> [Task directions] Establish the number of lines below that contain the string "cloud". State that number alone.

> [Exercise data]

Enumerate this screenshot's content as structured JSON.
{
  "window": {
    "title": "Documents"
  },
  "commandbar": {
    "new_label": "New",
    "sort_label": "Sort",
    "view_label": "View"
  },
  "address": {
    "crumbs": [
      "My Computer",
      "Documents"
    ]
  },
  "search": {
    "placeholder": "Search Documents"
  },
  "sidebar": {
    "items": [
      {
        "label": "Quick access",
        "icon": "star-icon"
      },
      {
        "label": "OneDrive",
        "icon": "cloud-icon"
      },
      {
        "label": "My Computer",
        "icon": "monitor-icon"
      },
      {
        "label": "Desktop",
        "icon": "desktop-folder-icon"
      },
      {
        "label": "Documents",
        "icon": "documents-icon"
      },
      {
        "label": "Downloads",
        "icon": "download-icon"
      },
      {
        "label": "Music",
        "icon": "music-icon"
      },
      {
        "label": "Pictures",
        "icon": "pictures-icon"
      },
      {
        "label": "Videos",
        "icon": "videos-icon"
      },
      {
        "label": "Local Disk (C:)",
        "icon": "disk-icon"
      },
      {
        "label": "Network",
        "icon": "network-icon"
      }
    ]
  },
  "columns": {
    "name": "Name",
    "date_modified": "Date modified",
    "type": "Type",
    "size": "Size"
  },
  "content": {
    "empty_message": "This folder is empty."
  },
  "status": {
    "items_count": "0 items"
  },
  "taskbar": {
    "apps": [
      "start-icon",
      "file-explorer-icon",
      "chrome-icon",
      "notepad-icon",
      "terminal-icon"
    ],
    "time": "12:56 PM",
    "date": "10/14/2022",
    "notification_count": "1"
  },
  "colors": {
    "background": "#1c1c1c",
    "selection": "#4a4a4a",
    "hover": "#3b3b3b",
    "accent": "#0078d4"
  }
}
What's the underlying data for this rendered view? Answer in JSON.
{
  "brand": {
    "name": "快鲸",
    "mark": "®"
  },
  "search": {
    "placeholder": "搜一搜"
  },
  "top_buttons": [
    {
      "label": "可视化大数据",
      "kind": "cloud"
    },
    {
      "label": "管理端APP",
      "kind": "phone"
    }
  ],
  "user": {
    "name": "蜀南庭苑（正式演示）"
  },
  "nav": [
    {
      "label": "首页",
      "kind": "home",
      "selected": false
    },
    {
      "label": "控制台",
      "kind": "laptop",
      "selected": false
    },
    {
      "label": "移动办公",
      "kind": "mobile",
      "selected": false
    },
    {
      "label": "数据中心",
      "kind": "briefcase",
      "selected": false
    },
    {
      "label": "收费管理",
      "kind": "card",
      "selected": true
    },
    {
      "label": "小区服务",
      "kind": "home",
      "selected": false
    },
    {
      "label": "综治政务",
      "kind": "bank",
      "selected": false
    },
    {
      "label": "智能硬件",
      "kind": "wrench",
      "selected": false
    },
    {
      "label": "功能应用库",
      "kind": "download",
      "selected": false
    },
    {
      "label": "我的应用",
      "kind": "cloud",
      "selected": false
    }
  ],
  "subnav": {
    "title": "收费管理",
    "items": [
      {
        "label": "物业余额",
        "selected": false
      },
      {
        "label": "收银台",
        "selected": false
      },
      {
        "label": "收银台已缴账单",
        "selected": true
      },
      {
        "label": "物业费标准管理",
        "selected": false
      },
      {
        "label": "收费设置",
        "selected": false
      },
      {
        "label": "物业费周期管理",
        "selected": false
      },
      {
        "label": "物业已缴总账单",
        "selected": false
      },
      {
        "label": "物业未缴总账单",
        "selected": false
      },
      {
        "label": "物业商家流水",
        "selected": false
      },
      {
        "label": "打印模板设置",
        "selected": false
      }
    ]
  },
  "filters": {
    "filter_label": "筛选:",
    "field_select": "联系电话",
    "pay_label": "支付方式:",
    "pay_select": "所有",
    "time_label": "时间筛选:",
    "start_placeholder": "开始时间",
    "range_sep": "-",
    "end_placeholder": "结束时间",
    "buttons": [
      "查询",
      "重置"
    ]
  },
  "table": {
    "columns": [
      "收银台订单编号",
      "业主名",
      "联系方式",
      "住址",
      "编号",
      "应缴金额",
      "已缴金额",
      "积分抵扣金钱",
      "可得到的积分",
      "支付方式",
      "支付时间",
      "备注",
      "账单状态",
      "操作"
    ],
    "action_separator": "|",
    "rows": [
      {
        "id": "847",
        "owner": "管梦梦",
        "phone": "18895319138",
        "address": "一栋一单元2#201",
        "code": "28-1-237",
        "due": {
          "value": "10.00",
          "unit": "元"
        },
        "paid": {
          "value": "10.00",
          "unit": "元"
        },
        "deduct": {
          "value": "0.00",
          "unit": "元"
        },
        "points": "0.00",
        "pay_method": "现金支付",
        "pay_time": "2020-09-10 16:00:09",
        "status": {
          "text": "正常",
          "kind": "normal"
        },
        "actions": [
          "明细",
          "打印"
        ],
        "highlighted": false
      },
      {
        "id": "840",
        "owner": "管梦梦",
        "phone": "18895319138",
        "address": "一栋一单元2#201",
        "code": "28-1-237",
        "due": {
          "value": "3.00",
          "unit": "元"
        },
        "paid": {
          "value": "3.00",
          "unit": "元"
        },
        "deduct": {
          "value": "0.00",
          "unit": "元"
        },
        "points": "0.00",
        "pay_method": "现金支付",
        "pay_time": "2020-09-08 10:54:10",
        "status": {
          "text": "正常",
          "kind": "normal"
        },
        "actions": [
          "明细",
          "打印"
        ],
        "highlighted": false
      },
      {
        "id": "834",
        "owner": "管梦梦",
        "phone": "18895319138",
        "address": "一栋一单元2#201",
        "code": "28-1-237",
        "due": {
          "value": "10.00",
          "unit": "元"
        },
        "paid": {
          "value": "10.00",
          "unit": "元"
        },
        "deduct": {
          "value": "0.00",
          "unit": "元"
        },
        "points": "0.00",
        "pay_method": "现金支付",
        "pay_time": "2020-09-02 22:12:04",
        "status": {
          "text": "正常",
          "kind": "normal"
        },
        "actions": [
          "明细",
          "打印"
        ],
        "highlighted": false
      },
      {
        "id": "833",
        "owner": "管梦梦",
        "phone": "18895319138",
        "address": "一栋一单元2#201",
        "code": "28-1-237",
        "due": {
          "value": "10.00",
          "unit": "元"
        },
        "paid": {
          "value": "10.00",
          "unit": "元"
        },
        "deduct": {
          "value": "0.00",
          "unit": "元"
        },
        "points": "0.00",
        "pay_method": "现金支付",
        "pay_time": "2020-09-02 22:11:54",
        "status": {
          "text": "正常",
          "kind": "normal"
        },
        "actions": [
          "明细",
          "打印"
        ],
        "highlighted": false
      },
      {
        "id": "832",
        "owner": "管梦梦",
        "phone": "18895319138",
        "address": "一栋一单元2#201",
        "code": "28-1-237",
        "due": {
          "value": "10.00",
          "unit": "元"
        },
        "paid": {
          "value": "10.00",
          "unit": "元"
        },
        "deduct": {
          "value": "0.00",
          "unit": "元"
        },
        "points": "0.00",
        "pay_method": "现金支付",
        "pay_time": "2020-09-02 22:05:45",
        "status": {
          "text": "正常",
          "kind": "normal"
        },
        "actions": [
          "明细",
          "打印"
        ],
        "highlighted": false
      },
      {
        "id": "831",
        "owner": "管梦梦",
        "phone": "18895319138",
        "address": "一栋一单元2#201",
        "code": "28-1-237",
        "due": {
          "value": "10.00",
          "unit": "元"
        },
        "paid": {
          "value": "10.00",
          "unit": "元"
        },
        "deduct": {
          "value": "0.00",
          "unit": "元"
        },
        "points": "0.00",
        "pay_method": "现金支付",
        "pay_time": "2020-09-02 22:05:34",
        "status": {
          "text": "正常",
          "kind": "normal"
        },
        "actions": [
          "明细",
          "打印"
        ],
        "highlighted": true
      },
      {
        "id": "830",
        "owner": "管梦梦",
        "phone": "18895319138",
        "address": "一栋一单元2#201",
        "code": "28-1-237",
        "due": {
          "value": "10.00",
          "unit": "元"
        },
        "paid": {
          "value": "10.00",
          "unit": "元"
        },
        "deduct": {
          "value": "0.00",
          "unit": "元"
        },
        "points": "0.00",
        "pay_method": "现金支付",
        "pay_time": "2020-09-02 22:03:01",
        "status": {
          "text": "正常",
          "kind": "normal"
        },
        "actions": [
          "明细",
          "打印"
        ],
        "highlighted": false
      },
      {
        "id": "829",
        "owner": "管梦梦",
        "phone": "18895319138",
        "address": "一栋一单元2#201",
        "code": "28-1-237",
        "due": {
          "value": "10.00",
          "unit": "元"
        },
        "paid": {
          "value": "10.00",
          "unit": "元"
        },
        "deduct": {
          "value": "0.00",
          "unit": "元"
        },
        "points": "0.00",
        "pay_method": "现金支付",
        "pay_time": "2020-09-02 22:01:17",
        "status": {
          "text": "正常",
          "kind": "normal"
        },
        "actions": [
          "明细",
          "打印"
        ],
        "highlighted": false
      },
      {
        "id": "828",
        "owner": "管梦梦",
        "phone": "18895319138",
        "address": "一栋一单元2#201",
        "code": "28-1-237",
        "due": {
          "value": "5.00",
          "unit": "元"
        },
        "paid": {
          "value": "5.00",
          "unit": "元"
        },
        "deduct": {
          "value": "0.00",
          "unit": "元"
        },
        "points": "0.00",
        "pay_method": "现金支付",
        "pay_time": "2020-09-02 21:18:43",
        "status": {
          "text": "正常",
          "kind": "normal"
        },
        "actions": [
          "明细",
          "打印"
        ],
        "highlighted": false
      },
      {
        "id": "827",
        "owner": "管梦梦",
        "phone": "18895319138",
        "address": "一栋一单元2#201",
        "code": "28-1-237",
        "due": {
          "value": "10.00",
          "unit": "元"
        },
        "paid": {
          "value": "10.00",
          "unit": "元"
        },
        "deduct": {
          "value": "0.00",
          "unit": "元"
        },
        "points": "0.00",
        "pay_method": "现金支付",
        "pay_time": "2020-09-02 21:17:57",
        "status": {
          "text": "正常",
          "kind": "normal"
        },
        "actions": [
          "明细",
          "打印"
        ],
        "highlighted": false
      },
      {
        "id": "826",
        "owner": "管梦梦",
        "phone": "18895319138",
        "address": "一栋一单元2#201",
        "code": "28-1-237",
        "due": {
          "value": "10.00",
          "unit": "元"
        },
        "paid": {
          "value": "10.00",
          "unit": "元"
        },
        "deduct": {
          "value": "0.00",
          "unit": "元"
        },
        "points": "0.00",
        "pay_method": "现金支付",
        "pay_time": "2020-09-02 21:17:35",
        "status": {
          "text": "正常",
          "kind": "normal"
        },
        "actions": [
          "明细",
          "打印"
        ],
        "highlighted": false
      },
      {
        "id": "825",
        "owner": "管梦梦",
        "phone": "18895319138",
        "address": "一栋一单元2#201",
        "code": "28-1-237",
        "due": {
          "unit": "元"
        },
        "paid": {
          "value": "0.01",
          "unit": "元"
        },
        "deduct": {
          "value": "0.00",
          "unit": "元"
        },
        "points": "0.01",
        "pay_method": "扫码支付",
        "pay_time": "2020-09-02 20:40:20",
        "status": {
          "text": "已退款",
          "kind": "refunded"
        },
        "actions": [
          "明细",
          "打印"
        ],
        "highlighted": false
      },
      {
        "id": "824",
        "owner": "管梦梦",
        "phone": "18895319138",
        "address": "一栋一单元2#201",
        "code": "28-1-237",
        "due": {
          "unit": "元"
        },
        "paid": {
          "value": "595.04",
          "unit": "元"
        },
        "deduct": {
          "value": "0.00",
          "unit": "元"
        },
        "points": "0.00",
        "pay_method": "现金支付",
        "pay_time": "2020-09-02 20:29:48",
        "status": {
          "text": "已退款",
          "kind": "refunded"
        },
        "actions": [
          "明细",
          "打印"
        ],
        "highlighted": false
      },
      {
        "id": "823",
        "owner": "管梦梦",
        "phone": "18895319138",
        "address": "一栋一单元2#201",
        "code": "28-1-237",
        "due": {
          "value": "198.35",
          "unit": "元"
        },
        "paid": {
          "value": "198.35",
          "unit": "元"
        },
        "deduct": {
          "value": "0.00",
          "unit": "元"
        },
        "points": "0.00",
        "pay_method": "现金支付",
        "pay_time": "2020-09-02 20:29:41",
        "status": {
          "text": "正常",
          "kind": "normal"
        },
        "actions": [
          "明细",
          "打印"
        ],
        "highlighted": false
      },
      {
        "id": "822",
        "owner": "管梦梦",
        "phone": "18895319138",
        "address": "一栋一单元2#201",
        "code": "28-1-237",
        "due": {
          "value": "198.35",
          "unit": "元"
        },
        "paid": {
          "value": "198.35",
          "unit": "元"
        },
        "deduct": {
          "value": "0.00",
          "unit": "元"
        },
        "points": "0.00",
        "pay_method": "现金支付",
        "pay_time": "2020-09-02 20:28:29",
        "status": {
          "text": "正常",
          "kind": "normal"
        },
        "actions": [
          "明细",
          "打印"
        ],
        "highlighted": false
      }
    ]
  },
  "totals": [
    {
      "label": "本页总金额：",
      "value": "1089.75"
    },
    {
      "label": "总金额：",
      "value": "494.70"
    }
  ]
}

> [Result] 3